__What the task asks__
Where a line holds the word "component", copy that line from the data below.

Dataset entries

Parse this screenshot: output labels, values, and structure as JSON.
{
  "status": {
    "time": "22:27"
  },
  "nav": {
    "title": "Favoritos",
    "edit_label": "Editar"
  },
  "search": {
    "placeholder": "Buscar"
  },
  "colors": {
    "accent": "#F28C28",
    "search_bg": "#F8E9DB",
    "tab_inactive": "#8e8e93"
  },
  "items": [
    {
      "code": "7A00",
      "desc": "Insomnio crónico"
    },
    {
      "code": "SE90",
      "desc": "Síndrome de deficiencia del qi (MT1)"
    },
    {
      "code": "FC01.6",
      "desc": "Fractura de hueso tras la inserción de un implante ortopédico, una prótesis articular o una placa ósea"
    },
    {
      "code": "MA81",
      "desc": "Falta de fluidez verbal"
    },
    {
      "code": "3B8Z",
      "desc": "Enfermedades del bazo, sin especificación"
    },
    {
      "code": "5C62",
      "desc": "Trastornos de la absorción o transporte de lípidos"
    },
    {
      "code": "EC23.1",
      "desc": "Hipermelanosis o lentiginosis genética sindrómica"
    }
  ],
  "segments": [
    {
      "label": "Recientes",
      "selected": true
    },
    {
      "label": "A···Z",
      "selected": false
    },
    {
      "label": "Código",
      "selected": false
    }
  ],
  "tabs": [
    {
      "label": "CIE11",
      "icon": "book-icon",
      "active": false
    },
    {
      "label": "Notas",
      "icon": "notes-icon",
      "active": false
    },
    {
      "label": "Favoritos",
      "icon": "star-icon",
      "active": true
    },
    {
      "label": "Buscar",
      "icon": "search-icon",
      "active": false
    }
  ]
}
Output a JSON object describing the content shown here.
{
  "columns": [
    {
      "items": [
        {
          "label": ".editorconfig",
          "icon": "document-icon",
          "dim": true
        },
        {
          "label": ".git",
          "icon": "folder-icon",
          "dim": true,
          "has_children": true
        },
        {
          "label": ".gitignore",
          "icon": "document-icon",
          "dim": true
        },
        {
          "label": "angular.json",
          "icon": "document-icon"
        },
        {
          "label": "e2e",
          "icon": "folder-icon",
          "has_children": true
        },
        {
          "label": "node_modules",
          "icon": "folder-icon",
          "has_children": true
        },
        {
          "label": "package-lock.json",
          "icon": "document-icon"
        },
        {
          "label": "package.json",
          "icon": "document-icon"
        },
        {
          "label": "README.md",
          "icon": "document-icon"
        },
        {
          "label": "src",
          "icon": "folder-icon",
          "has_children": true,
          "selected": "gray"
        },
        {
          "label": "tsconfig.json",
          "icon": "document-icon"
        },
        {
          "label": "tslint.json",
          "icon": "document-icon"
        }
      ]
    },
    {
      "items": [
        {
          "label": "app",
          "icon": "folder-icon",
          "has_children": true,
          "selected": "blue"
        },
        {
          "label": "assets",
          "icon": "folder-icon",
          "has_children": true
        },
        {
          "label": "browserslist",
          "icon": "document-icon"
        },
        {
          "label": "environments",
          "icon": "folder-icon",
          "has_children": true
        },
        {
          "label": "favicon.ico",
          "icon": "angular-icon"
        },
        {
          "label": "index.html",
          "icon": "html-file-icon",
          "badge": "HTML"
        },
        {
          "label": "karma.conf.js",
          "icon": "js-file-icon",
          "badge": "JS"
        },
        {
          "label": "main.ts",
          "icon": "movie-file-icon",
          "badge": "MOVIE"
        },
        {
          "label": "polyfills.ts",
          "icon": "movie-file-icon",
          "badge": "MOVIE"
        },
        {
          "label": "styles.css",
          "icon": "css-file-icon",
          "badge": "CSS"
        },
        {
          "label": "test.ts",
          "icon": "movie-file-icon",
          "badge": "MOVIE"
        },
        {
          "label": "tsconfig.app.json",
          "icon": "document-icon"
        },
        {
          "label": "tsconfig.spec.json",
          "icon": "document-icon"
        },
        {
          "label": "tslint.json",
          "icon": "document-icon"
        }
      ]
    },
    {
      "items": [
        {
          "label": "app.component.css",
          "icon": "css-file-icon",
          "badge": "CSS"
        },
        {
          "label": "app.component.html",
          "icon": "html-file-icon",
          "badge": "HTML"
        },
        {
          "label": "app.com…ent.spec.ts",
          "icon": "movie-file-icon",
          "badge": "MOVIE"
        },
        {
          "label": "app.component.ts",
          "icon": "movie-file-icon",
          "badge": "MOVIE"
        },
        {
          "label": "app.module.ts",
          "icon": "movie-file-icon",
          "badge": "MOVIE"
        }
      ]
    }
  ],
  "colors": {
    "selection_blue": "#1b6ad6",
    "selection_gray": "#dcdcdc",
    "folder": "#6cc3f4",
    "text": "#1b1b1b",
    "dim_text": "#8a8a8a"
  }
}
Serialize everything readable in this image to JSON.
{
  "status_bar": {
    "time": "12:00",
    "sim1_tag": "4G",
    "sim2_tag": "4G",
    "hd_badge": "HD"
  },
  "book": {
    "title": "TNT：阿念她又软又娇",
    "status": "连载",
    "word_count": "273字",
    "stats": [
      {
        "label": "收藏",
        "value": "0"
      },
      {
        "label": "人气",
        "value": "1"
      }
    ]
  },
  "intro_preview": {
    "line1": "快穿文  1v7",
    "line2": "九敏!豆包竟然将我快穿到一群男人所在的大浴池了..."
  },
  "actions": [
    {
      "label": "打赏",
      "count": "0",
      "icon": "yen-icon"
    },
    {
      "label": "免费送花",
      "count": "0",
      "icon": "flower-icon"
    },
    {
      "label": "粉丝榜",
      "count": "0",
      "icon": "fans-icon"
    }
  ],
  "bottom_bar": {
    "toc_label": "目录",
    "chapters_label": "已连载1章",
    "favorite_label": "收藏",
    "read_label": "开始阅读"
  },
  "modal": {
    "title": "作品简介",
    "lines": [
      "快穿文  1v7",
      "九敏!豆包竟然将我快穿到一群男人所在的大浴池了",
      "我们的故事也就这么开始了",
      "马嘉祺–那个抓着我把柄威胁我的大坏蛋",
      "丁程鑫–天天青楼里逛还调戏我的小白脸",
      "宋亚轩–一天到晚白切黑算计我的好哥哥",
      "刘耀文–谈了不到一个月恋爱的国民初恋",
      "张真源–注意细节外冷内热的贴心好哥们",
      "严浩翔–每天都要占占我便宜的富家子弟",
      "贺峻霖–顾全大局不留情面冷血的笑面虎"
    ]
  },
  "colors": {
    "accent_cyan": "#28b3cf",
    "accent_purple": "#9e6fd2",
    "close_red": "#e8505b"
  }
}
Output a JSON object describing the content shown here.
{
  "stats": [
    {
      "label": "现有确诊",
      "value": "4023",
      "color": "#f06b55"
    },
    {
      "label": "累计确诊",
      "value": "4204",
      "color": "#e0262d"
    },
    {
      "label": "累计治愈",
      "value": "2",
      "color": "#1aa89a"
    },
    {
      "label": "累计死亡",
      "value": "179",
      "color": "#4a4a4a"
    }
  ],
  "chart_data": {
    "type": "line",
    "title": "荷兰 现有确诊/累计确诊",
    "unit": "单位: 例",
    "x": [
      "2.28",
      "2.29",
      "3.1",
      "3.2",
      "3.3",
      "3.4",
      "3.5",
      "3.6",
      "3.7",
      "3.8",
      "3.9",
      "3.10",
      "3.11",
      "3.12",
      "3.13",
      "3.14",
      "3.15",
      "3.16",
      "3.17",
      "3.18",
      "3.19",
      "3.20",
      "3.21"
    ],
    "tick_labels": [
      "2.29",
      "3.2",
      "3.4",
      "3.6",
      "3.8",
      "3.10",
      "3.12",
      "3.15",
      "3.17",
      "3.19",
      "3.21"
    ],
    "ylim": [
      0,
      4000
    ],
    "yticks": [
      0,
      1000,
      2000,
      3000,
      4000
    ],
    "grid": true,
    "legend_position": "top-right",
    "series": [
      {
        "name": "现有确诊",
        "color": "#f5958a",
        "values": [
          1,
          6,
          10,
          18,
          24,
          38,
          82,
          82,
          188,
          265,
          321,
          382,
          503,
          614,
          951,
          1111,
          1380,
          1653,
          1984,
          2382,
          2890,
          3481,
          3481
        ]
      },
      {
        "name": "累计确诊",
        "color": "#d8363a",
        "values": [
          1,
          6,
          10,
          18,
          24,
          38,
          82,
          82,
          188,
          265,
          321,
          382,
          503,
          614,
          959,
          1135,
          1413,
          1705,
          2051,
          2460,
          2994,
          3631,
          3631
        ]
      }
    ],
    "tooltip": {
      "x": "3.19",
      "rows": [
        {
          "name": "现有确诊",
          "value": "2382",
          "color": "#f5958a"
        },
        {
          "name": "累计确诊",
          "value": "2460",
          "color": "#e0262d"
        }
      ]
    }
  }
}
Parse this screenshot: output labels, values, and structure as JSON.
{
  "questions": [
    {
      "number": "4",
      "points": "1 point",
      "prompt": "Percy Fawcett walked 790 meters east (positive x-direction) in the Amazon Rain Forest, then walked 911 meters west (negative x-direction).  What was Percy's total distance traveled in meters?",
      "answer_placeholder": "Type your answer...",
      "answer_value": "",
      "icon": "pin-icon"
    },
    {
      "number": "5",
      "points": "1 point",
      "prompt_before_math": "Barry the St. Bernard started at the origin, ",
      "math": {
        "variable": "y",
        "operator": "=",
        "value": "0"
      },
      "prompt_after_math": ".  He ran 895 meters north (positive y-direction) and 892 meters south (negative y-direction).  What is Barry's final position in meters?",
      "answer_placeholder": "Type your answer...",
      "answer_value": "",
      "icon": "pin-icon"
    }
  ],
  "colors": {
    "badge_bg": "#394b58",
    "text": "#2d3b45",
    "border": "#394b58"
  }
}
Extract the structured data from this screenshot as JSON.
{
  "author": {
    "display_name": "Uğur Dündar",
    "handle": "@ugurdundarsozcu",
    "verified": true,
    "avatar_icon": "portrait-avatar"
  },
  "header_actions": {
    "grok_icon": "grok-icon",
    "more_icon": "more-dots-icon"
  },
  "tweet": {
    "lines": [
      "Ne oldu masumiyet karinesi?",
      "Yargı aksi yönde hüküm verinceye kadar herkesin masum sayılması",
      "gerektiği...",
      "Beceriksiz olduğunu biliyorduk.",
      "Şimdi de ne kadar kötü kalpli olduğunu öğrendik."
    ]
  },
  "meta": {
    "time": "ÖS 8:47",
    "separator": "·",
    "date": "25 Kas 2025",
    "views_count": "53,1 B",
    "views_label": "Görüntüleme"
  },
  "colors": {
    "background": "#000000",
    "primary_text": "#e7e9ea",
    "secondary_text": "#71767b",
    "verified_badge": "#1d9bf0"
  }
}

__Response below__
          "label": "app.component.css",
          "label": "app.component.html",
          "label": "app.component.ts",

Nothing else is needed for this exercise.